“With that in mind, you’re cordially invited to our 2021 winter tour of the UK and Ireland, joined by very special guests and fellow Mancunian mavericks, Happy Mondays.”
Welcoming Shaun Ryder’s Madchester icons aboard, bassist Jim Glennie said: “True Manchester legends and old band buddies, it will be an honour to have them as our very special guests. Make sure you get your tickets for an exceptional double bill of fun and fantastic music.”
Pre-sale tickets go on sale at 9.30am tomorrow (18/11/2020); remaining tickets will be on general sale from 9.30am on Friday with more details on the Live page at wearejames.com.
The website also trailered “thrilling whispers on the new music front”: “Springtime 2021 there’s a brand new James studio album due – our sweet sixteenth! – currently entitled All The Colours Of You. Much more of that to come, shouted from the rooftops, in due time!”
The message concluded: “Hopefully this newsflash has brightened a dreary day with thoughts of winter singalongs to come and a year full of new music. Of course, you can still order our forthcoming live album and DVD if you can’t wait for your James fix! Stay warm and well X.”
The aforementioned live album and DVD, Live In Extraordinary Times – a title twist on their 2018 studio set Living In Extraordinary Times – will be released on December 11.
“You asked (okay – pleaded, pestered, perhaps even profaned) and finally we’ve delivered,” the website proclaimed. “A new live double album and DVD! Including a beautiful photo-book set, as well as coloured vinyl, double deluxe CD, signed prints (get in early!), T-shirts, the full works.”

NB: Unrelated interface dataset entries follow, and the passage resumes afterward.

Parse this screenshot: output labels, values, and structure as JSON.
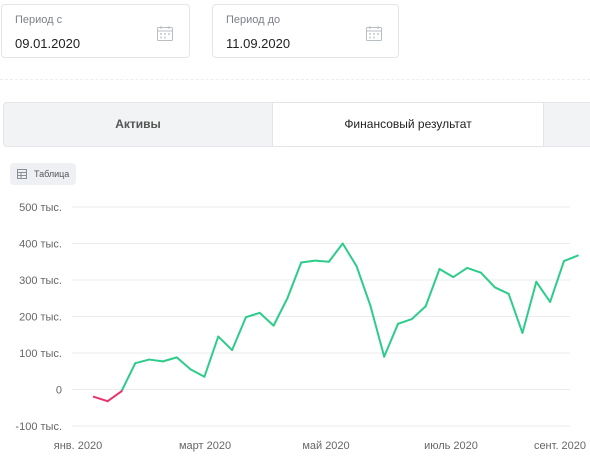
{
  "filters": {
    "from": {
      "label": "Период с",
      "value": "09.01.2020",
      "icon": "calendar-icon"
    },
    "to": {
      "label": "Период до",
      "value": "11.09.2020",
      "icon": "calendar-icon"
    }
  },
  "tabs": [
    {
      "label": "Активы",
      "active": false
    },
    {
      "label": "Финансовый результат",
      "active": true
    }
  ],
  "table_button": {
    "label": "Таблица",
    "icon": "table-icon"
  },
  "colors": {
    "positive": "#2ecc8a",
    "negative": "#e8336b",
    "grid": "#e9ebee"
  },
  "chart_data": {
    "type": "line",
    "ylim": [
      -100,
      500
    ],
    "y_ticks": [
      {
        "value": 500,
        "label": "500 тыс."
      },
      {
        "value": 400,
        "label": "400 тыс."
      },
      {
        "value": 300,
        "label": "300 тыс."
      },
      {
        "value": 200,
        "label": "200 тыс."
      },
      {
        "value": 100,
        "label": "100 тыс."
      },
      {
        "value": 0,
        "label": "0"
      },
      {
        "value": -100,
        "label": "-100 тыс."
      }
    ],
    "x_ticks": [
      "янв. 2020",
      "март 2020",
      "май 2020",
      "июль 2020",
      "сент. 2020"
    ],
    "x": [
      "2020-01-09",
      "2020-01-16",
      "2020-01-23",
      "2020-01-30",
      "2020-02-06",
      "2020-02-13",
      "2020-02-20",
      "2020-02-27",
      "2020-03-05",
      "2020-03-12",
      "2020-03-19",
      "2020-03-26",
      "2020-04-02",
      "2020-04-09",
      "2020-04-16",
      "2020-04-23",
      "2020-04-30",
      "2020-05-07",
      "2020-05-14",
      "2020-05-21",
      "2020-05-28",
      "2020-06-04",
      "2020-06-11",
      "2020-06-18",
      "2020-06-25",
      "2020-07-02",
      "2020-07-09",
      "2020-07-16",
      "2020-07-23",
      "2020-07-30",
      "2020-08-06",
      "2020-08-13",
      "2020-08-20",
      "2020-08-27",
      "2020-09-03",
      "2020-09-10"
    ],
    "values": [
      -20,
      -32,
      -5,
      72,
      82,
      77,
      88,
      55,
      35,
      145,
      108,
      198,
      210,
      175,
      250,
      348,
      353,
      350,
      400,
      338,
      230,
      90,
      180,
      193,
      228,
      330,
      308,
      333,
      320,
      280,
      262,
      155,
      295,
      240,
      352,
      367
    ],
    "grid": true,
    "legend": "none"
  }
}
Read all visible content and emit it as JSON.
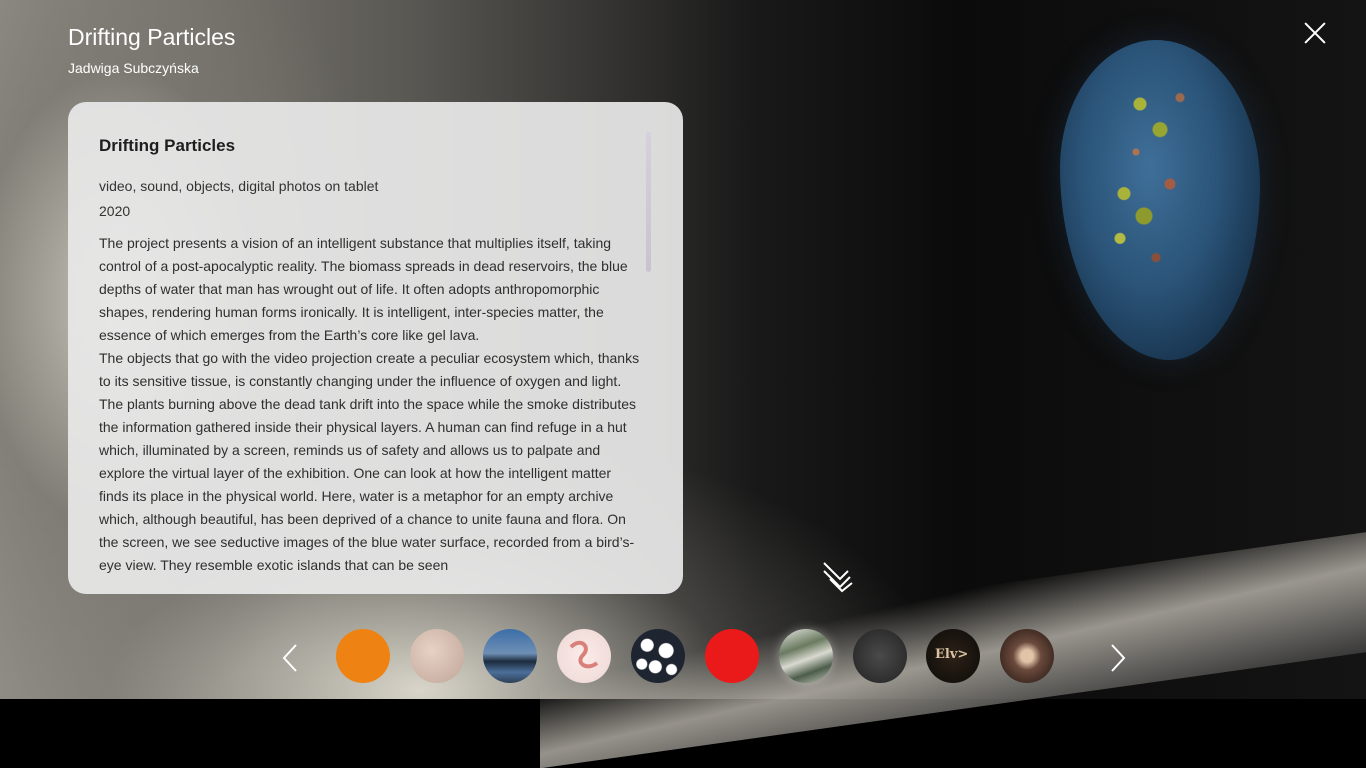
{
  "header": {
    "title": "Drifting Particles",
    "artist": "Jadwiga Subczyńska"
  },
  "panel": {
    "heading": "Drifting Particles",
    "medium": "video, sound, objects, digital photos on tablet",
    "year": "2020",
    "description_p1": "The project presents a vision of an intelligent substance that multiplies itself, taking control of a post-apocalyptic reality. The biomass spreads in dead reservoirs, the blue depths of water that man has wrought out of life. It often adopts anthropomorphic shapes, rendering human forms ironically. It is intelligent, inter-species matter, the essence of which emerges from the Earth’s core like gel lava.",
    "description_p2": "The objects that go with the video projection create a peculiar ecosystem which, thanks to its sensitive tissue, is constantly changing under the influence of oxygen and light. The plants burning above the dead tank drift into the space while the smoke distributes the information gathered inside their physical layers. A human can find refuge in a hut which, illuminated by a screen, reminds us of safety and allows us to palpate and explore the virtual layer of the exhibition. One can look at how the intelligent matter finds its place in the physical world. Here, water is a metaphor for an empty archive which, although beautiful, has been deprived of a chance to unite fauna and flora. On the screen, we see seductive images of the blue water surface, recorded from a bird’s-eye view. They resemble exotic islands that can be seen"
  },
  "thumbnails": [
    {
      "name": "thumb-orange",
      "color": "#ee8314"
    },
    {
      "name": "thumb-skin-texture"
    },
    {
      "name": "thumb-sky-landscape"
    },
    {
      "name": "thumb-coil-pattern"
    },
    {
      "name": "thumb-coral-pattern"
    },
    {
      "name": "thumb-red",
      "color": "#ea1a1a"
    },
    {
      "name": "thumb-water-surface",
      "selected": true
    },
    {
      "name": "thumb-gray-objects"
    },
    {
      "name": "thumb-elv-logo",
      "text": "Elv>"
    },
    {
      "name": "thumb-flower"
    }
  ],
  "icons": {
    "close": "close-icon",
    "prev": "chevron-left-icon",
    "next": "chevron-right-icon",
    "scroll_hint": "double-chevron-icon"
  }
}
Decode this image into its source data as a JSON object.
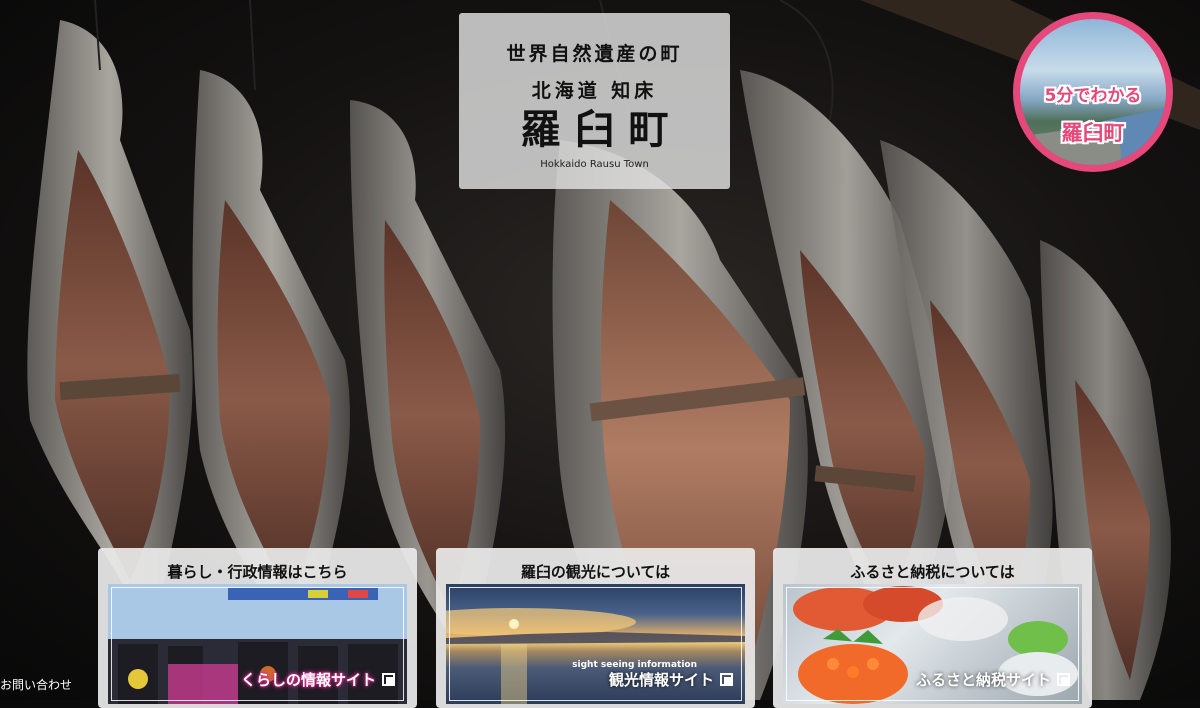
{
  "title_box": {
    "line1": "世界自然遺産の町",
    "line2": "北海道 知床",
    "line3": "羅臼町",
    "line4": "Hokkaido Rausu Town"
  },
  "badge": {
    "line1": "5分でわかる",
    "line2": "羅臼町",
    "accent": "#e5487a"
  },
  "cards": [
    {
      "caption": "暮らし・行政情報はこちら",
      "button": "くらしの情報サイト",
      "icon": "external-square-icon"
    },
    {
      "caption": "羅臼の観光については",
      "sub": "sight seeing information",
      "button": "観光情報サイト",
      "icon": "external-square-icon"
    },
    {
      "caption": "ふるさと納税については",
      "button": "ふるさと納税サイト",
      "icon": "external-square-icon"
    }
  ],
  "contact": "お問い合わせ"
}
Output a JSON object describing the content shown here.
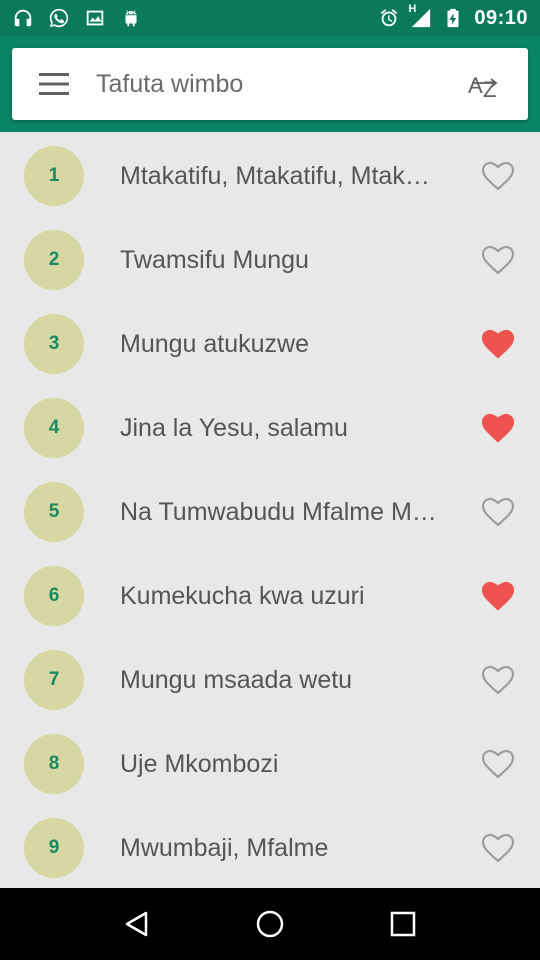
{
  "status_bar": {
    "time": "09:10",
    "network_label": "H",
    "left_icons": [
      "headphones-icon",
      "whatsapp-icon",
      "image-icon",
      "android-icon"
    ],
    "right_icons": [
      "alarm-icon",
      "signal-icon",
      "battery-charging-icon"
    ]
  },
  "toolbar": {
    "search_placeholder": "Tafuta wimbo",
    "menu_icon": "hamburger-menu-icon",
    "sort_icon": "sort-az-icon"
  },
  "colors": {
    "status_bar": "#0a7a5a",
    "app_bar": "#0a8565",
    "circle_bg": "#d6d7a3",
    "circle_text": "#1a8a62",
    "heart_filled": "#ef5350",
    "heart_outline": "#9e9e9e"
  },
  "songs": [
    {
      "number": "1",
      "title": "Mtakatifu, Mtakatifu, Mtakatifu",
      "favorite": false
    },
    {
      "number": "2",
      "title": "Twamsifu Mungu",
      "favorite": false
    },
    {
      "number": "3",
      "title": "Mungu atukuzwe",
      "favorite": true
    },
    {
      "number": "4",
      "title": "Jina la Yesu, salamu",
      "favorite": true
    },
    {
      "number": "5",
      "title": "Na Tumwabudu Mfalme Mtukufu",
      "favorite": false
    },
    {
      "number": "6",
      "title": "Kumekucha kwa uzuri",
      "favorite": true
    },
    {
      "number": "7",
      "title": "Mungu msaada wetu",
      "favorite": false
    },
    {
      "number": "8",
      "title": "Uje Mkombozi",
      "favorite": false
    },
    {
      "number": "9",
      "title": "Mwumbaji, Mfalme",
      "favorite": false
    }
  ],
  "nav_bar": {
    "back_icon": "back-triangle-icon",
    "home_icon": "home-circle-icon",
    "recents_icon": "recents-square-icon"
  }
}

Booth, 60, commented: “As requested by many lovers of the band – a live DVD and album to capture the spirit of the gigs of the last few years. Hopefully, this will help us through the long nights of lockdown – reliving these gatherings of intimacy and passion. Thank you for coming along for the ride in the crazy world of James.”
The website bulletin went on: “In a year feeling anything but ordinary, this special collection reminds us of the power and connection of live music.
“Released just in time for St Nick to get his hands on it for you…11th December 2020. Sorry we can’t put on one of our traditional winter tours to warm your quarantined cockles but hopefully this is the next best thing.”
In the meantime, bask in the memory of James shows of recent Yorkshire times – Leeds First Direct Arena, Scarborough Open Air Theatre and the night in March 2019 when fighting broke out at Hull Bonus Arena – as you dance just like Fred Astaire until next winter’s tour.